More than 13,000 mining operations across the U.S. were screened by the agency. Comparatively, MSHA identified 51 mines that met the criteria at the time the outlines were launched in 2010, and five years later that figure dropped to one.
“MSHA’s actions have helped drive better compliance well beyond just the mines that met the criteria for further consideration for a POV notice,” said Joseph Main, assistant secretary of labor for mine safety and health.
“For the 200 mines with the most significant and substantial (S&S) violations, those violations dropped 54% between 2010 and 2016. These same mines also saw a 38% reduction in total violations, and a 64% decrease in elevated enforcement actions, such as closure orders for imminent dangers or unwarrantable failures to comply with health and safety standards. We have seen a cultural change in the mining industry where high numbers of serious violations at mines are no longer tolerated.”
Main also noted that there have been significant improvements in violation and injury rates at mines previously falling into POV; S&S violations declined 66%, unwarrantable failure violations decreased 84%, total violations fell 42% and the rate of lost-time injures reported by operators dropped 55%.
The POV provision was initially part of the Federal mine Safety and Health Act of 1977, also known as the Mine Act. MSHA now calls it one of their toughest enforcement tools in the interest of mine safety, used to target chronic violators and encourage greater compliance for mines nationwide.
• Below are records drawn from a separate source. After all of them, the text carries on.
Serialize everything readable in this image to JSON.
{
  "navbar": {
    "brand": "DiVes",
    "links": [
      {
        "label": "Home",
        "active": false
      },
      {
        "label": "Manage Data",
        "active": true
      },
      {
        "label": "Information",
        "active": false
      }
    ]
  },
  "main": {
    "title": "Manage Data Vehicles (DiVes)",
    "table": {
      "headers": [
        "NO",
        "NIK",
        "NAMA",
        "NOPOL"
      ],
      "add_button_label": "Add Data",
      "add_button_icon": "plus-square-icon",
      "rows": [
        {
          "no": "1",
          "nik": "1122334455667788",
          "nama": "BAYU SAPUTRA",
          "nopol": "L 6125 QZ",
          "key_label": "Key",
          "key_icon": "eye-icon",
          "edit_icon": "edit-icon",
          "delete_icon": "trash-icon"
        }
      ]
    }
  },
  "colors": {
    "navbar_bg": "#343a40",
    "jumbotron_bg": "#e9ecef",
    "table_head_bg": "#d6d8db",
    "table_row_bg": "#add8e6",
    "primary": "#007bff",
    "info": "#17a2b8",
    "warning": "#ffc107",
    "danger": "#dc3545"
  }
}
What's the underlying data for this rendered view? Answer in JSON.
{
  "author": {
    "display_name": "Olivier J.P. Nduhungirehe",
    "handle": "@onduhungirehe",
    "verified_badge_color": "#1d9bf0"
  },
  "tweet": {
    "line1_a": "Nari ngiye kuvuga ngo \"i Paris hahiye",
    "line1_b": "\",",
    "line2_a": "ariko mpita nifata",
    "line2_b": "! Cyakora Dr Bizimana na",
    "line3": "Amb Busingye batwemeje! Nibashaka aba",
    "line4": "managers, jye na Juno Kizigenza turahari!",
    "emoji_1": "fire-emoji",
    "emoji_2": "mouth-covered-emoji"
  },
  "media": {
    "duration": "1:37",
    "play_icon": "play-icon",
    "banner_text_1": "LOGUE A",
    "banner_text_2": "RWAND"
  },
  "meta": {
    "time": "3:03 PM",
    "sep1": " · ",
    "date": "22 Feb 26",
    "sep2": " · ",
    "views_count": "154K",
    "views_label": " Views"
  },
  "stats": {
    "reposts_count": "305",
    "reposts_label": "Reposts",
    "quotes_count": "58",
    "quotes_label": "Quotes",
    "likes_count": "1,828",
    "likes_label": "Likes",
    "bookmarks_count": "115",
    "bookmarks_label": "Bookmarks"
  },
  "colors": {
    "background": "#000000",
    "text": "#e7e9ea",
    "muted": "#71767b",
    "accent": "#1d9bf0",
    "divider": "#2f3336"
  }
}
Since the 2010 reforms, MSHA has also published a final POV rule allowing it to consider mitigating circumstances before issuing a POV notice. That rule, put into place in 2013, also encourages U.S. mines to implement corrective action programs if approaching POV status.